For a dental practice, in particular, you’ll be absorbing existing hygienists, billing and administrative staff, and supporting staff. Keeping at least some of these people onboard can help patients feel much more comfortable about the switch.
Most likely, the staff already has contacts of important businesses and people that you’ll need in the future. Making sure the transition is smooth and respectful is key to the success of undergoing the transition.
Understand the Practice
Each dental practice has its own set of policies, routines, and patient flows. No one office works the same way. As you can imagine, it’ll be in your best interest to visit the office and observe the practice.

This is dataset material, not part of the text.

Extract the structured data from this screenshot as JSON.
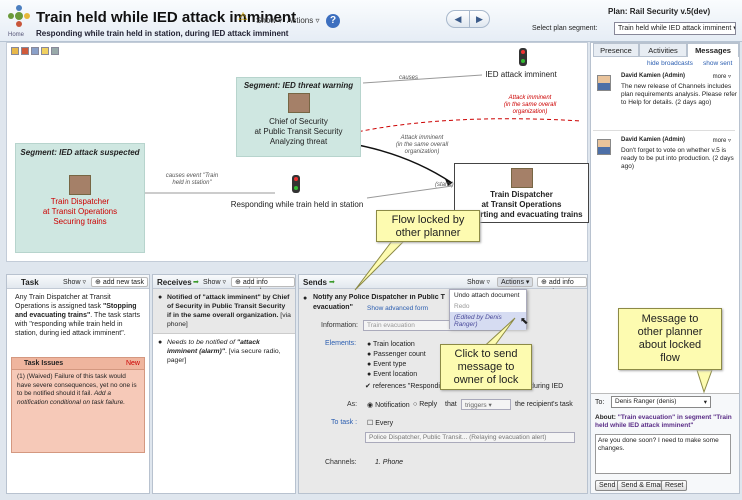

Study their patient history for the last 18 months. From there, you can assess if the business is growing or maintaining, and you can decide if the practice is adequately staffed. Patient flow is the tell-tale sign of whether the business is shrinking or growing. Take a look at the data and try to spot opportunities for improvement that haven’t been taken yet.
Asking Price Assessment
As with any other property on the market, the asking price may or may not be appropriate for the business state at the time of sale. This is where a small business banking specialist comes in. They’re able to calculate a practice’s valuation, and they can help you with financing it.
The banking specialist will review the practice’s records. They’ll review all financial statements, including tax returns, and compare the business’s standing with other dental practices nationwide.
By going through this process, your contact will be able to tell you what you’re in for. For example, if 50% of the business’s income goes to staff salary, look out! The national average is 20%. Having someone to walk you through details like that will save you from buying a practice that’s too far gone.
Negotiations are the next step in preparing to buy a dental practice. Negotiating about the selling price isn’t the only thing you’ll be negotiating. The original owner’s equipment, property, staff, and other parts of the business are up to the conversation as well. Most of the time, though, it’s most common and natural to start with the price negotiation.
There’s always the possibility of an owner being emotionally charged if they feel their practice is worth more than all of the paperwork has assessed it. Getting that settled paves the way for the rest of the things that need to be discussed.
Be wary! It’s not uncommon for the current owner to offer to finance your purchase. That means that, instead of getting a loan from a bank and repaying it, you’ll be indebted to the old owner until the practice is paid off. See where that might get a little scary?
One of the biggest red flags is that, with this option, there’s no need to involve as many professionals to assess the property’s proper value. You have a higher chance of getting a bad deal.
A bank or alternative to a bank is a more neutral road to travel. Here are some things your banker will ask for:
- Tax returns for at least the past two years
- Net worth statement
- Copy of your dental license
From the seller:
- Copy of the dental practice valuation
- Tax returns
- Profit/loss statements
- Depreciation information
- Business plan
- Patient count
Don’t go into buying a dental practice alone. MedTrust Capital Group is here to share their expertise and knowledge with you. Contact them today!
Real Estate Purchase is Separate
To be clear, the dental office’s purchase is different from the purchase of the dental practice. Your banker can help keep these lines clear and moving in a forward direction. As with all other aspects of this process, but especially this one: involve your banker early.
There are many I’s to dot and T’s to cross when it comes to buying a dental practice. Make it easy on yourself and get MedTrust Capital Group to help answer all of your questions and get you on the right path for where you want to go. They offer comprehensive healthcare practice financing options. Start planning for your future today!